**EXERCISE INSTRUCTIONS**
If a line in the entries below contains the word "emit", it counts; report how many such lines there are, and only that number.

**EXCERPTED DATA**
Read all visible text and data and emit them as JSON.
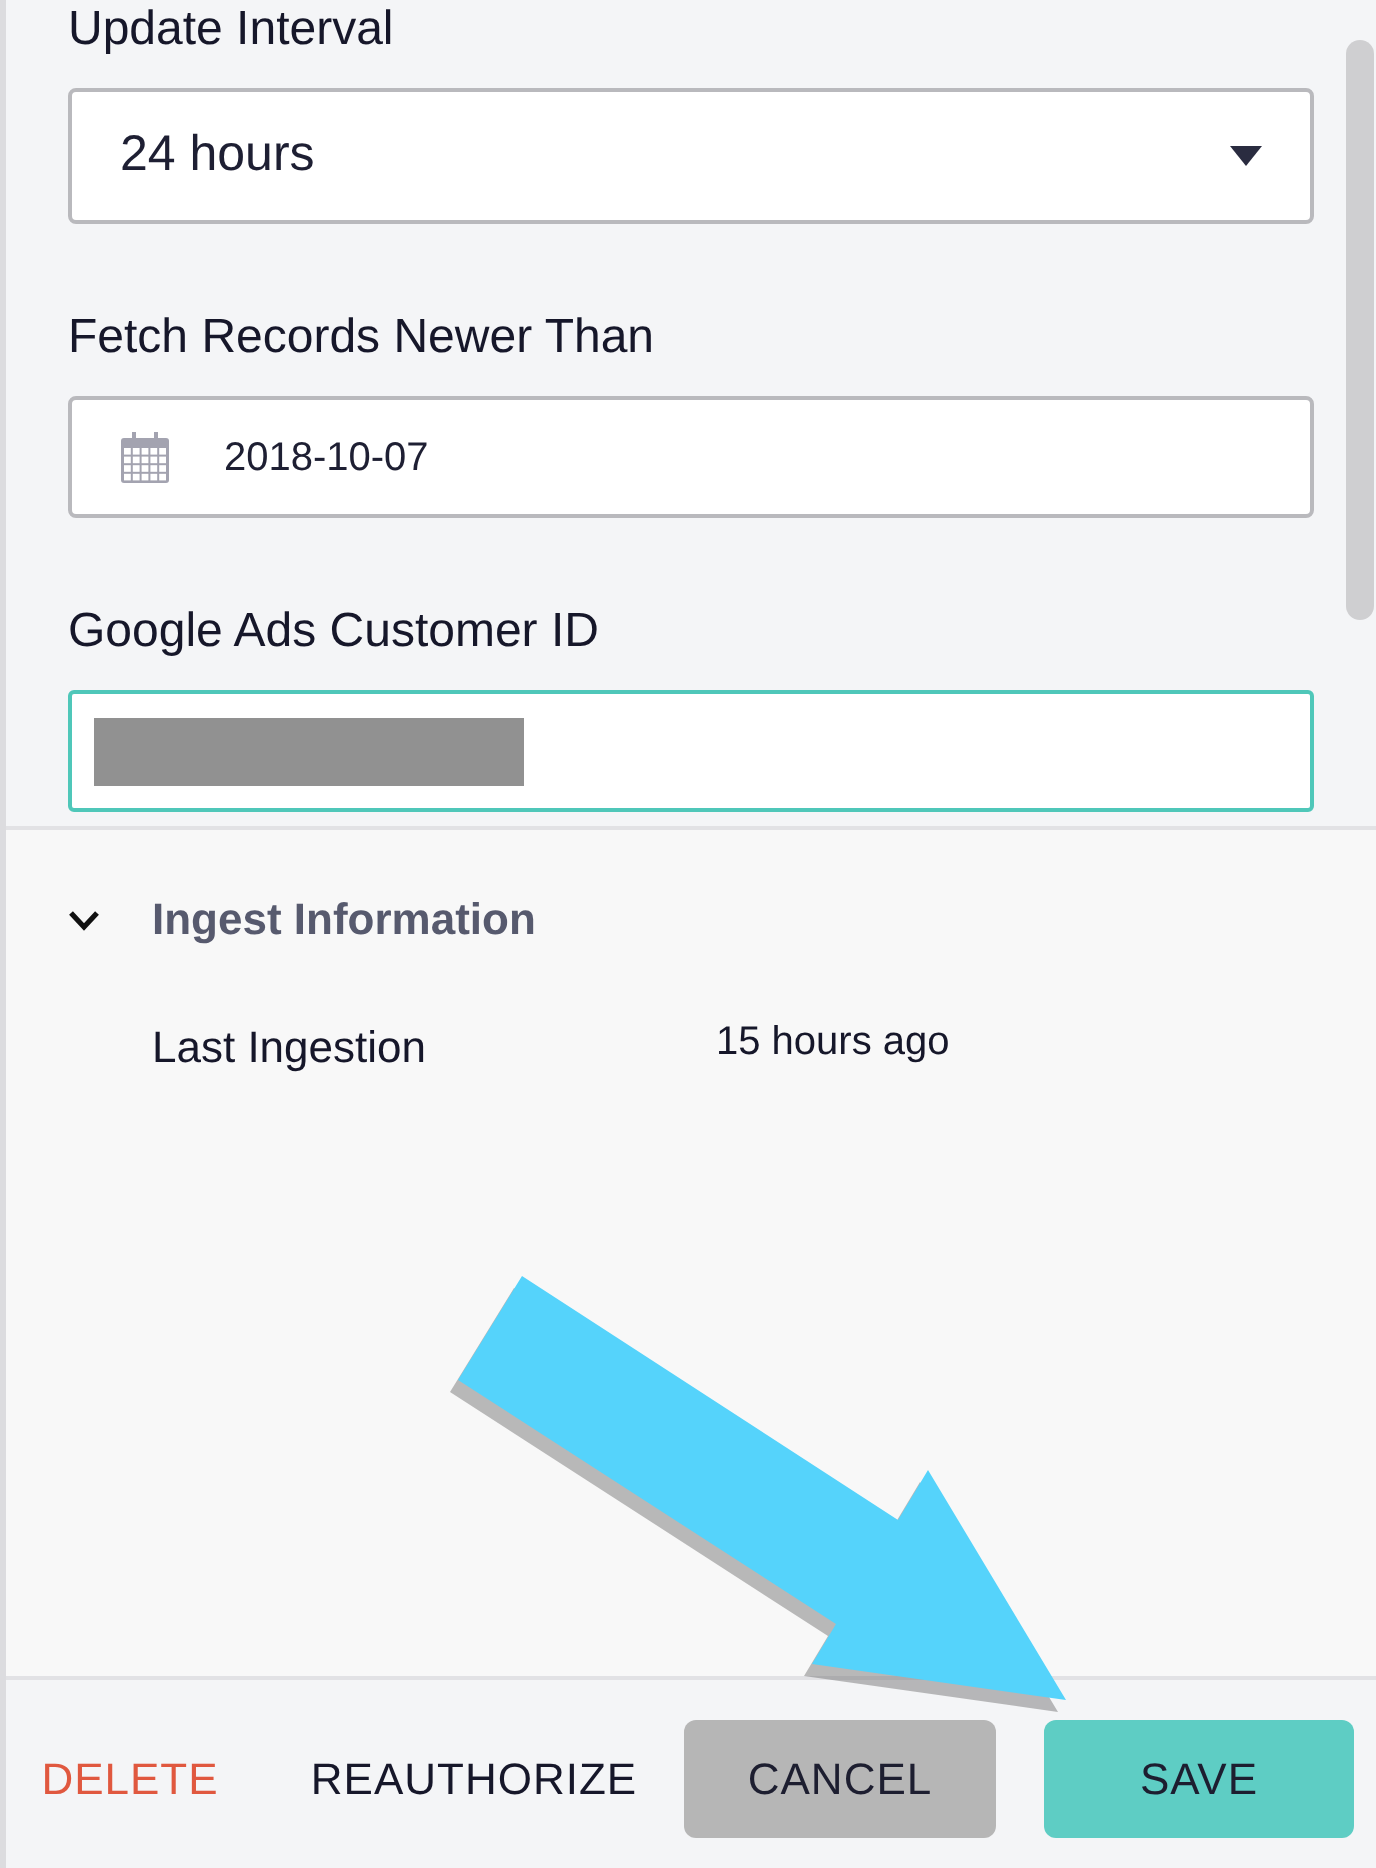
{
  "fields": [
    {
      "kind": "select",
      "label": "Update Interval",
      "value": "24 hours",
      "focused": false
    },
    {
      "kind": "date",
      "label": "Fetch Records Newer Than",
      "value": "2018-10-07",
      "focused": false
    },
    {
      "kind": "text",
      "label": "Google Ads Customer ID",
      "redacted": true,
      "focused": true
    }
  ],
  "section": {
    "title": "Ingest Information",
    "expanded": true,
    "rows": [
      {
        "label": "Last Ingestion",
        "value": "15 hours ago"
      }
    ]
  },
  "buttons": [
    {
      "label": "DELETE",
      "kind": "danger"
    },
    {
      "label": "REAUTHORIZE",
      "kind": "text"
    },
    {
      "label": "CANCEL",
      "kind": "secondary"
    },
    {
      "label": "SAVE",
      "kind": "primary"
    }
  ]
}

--

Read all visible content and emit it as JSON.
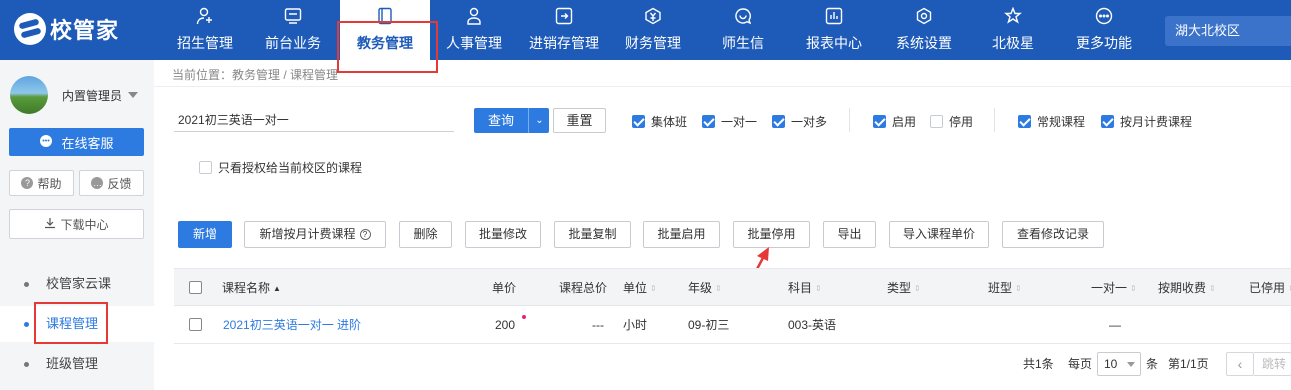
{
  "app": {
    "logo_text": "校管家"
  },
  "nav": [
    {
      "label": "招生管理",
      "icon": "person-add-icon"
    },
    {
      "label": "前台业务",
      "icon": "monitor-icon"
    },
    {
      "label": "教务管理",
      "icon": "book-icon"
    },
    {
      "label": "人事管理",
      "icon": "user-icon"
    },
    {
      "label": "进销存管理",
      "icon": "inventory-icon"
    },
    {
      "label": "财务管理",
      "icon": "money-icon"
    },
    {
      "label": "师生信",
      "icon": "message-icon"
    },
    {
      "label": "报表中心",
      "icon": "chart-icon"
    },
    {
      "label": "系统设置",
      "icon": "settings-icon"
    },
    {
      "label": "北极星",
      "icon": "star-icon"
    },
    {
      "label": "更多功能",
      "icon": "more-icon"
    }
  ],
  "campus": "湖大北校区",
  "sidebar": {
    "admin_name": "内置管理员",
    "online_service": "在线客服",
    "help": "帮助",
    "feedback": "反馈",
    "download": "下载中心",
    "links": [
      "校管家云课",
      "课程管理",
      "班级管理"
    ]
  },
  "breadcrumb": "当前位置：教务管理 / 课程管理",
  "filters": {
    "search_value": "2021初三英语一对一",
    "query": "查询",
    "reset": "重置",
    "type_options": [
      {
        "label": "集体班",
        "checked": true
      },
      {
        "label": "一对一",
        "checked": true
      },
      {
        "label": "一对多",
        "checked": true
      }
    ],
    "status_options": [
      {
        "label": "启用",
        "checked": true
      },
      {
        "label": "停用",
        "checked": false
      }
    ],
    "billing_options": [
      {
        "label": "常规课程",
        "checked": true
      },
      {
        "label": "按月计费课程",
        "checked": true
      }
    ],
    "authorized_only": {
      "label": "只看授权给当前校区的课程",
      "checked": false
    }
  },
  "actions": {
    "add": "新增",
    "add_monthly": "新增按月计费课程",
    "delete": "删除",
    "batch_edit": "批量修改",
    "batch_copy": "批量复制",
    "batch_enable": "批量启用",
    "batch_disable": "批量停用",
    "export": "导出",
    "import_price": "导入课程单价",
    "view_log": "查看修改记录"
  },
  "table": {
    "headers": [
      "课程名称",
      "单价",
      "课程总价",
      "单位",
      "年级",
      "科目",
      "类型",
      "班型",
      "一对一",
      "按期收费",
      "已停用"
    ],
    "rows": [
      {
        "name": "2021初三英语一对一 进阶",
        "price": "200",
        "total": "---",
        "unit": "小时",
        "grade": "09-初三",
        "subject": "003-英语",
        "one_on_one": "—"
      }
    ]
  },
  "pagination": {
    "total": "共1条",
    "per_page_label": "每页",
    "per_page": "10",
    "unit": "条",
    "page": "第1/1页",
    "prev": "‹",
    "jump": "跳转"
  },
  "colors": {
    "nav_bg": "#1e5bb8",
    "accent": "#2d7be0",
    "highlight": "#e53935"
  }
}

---

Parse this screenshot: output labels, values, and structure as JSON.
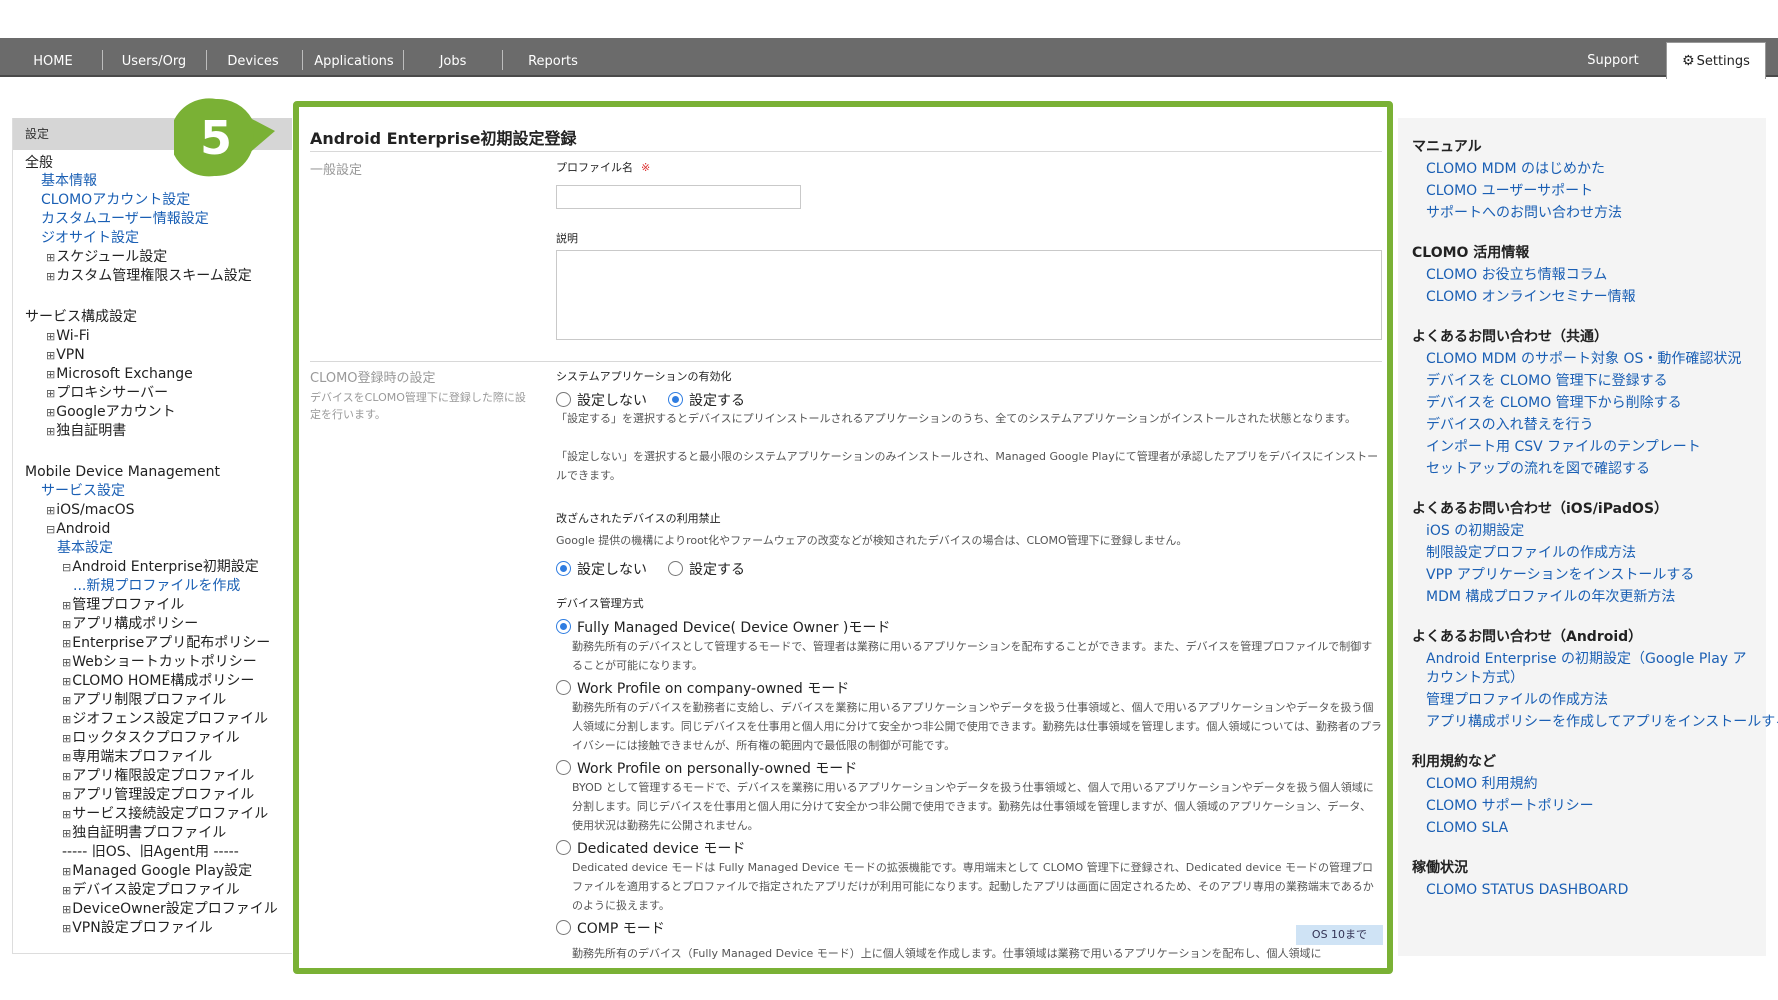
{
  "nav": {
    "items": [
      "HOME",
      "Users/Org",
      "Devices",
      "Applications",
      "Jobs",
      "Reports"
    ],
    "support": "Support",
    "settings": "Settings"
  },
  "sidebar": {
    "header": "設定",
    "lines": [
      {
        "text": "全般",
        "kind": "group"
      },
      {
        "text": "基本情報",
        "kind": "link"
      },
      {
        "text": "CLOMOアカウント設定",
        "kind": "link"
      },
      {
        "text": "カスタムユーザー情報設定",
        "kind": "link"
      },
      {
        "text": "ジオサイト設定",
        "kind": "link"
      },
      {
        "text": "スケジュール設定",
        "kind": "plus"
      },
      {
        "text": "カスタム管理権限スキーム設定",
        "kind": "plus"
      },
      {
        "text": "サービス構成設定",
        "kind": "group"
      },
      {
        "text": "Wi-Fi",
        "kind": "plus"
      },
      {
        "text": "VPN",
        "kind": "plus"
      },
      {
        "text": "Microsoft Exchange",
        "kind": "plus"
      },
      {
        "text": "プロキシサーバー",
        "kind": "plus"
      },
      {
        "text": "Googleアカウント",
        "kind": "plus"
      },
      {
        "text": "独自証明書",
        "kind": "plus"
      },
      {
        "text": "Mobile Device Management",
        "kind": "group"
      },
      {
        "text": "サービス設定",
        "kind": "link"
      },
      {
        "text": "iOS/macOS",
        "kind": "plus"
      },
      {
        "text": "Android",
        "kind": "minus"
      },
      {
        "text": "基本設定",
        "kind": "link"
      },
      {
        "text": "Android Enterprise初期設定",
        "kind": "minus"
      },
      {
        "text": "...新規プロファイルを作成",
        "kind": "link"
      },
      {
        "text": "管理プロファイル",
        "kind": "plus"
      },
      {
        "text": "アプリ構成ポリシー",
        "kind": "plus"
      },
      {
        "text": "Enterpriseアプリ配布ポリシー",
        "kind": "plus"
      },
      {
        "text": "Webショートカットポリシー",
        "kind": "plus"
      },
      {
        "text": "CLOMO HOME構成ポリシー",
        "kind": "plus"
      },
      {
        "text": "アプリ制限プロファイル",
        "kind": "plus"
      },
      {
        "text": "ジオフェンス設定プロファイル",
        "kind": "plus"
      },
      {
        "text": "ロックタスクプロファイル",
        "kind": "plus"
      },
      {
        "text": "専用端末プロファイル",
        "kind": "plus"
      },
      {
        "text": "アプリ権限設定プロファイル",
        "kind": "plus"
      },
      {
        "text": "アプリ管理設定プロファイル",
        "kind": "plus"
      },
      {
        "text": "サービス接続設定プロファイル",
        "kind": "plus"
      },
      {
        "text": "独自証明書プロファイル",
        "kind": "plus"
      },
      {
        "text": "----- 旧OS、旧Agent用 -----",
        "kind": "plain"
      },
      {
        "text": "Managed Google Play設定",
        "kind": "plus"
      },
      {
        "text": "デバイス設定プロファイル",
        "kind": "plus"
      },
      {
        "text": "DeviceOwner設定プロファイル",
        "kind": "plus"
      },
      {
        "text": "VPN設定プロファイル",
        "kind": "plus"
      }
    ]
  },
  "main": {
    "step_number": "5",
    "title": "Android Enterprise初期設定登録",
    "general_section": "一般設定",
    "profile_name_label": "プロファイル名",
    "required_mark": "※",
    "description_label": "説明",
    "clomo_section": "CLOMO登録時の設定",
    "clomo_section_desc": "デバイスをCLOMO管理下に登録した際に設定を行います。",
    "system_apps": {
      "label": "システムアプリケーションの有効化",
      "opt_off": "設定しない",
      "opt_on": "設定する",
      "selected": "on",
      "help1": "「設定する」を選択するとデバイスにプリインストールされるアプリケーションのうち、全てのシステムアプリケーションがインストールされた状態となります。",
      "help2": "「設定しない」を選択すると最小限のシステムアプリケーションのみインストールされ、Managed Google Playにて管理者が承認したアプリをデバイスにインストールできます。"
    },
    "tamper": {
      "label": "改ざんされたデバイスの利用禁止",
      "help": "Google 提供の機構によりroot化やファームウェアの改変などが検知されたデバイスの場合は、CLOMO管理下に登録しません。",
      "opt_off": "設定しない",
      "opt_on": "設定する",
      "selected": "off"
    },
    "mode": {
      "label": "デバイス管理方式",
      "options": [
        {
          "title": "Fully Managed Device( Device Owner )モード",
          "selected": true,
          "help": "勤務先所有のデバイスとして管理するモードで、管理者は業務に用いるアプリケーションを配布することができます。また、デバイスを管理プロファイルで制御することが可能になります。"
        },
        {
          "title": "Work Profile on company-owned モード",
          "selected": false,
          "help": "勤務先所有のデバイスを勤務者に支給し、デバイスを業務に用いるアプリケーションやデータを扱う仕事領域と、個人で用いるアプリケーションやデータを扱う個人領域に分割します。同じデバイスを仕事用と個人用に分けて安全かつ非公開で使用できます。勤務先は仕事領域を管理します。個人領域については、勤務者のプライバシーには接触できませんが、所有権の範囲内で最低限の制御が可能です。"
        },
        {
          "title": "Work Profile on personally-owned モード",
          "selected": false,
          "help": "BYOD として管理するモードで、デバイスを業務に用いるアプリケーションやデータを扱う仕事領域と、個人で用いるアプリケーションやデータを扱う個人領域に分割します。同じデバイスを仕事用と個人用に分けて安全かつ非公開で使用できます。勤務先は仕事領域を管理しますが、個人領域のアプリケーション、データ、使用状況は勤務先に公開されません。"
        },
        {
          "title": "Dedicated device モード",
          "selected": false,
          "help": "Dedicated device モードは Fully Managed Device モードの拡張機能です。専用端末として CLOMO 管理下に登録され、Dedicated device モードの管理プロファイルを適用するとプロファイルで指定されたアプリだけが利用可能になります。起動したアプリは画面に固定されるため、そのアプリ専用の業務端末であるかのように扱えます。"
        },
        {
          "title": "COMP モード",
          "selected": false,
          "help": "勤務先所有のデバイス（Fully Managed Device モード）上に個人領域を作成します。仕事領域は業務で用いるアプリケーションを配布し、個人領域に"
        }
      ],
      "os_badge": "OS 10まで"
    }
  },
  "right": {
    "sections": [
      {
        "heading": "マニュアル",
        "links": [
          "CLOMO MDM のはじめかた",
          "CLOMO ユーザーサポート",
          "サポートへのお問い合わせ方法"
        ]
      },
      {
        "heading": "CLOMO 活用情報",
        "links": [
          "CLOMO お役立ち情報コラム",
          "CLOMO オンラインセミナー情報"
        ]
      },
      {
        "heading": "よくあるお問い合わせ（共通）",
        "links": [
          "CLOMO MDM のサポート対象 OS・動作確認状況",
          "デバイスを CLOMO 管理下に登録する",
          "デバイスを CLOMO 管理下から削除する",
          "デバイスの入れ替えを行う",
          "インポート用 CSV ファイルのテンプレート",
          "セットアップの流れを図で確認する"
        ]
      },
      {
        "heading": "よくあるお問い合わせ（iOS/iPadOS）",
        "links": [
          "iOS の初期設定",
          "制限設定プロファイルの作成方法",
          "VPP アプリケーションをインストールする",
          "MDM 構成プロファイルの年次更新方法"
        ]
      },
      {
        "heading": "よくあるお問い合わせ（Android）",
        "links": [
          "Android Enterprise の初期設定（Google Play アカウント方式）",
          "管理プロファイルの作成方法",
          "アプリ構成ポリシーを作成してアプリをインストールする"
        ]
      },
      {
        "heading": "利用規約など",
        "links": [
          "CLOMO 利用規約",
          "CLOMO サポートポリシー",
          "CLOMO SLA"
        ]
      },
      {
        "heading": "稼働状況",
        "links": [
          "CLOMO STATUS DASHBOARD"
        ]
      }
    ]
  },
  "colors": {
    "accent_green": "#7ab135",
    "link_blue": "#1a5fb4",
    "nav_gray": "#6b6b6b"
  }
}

**RESPONSE**
2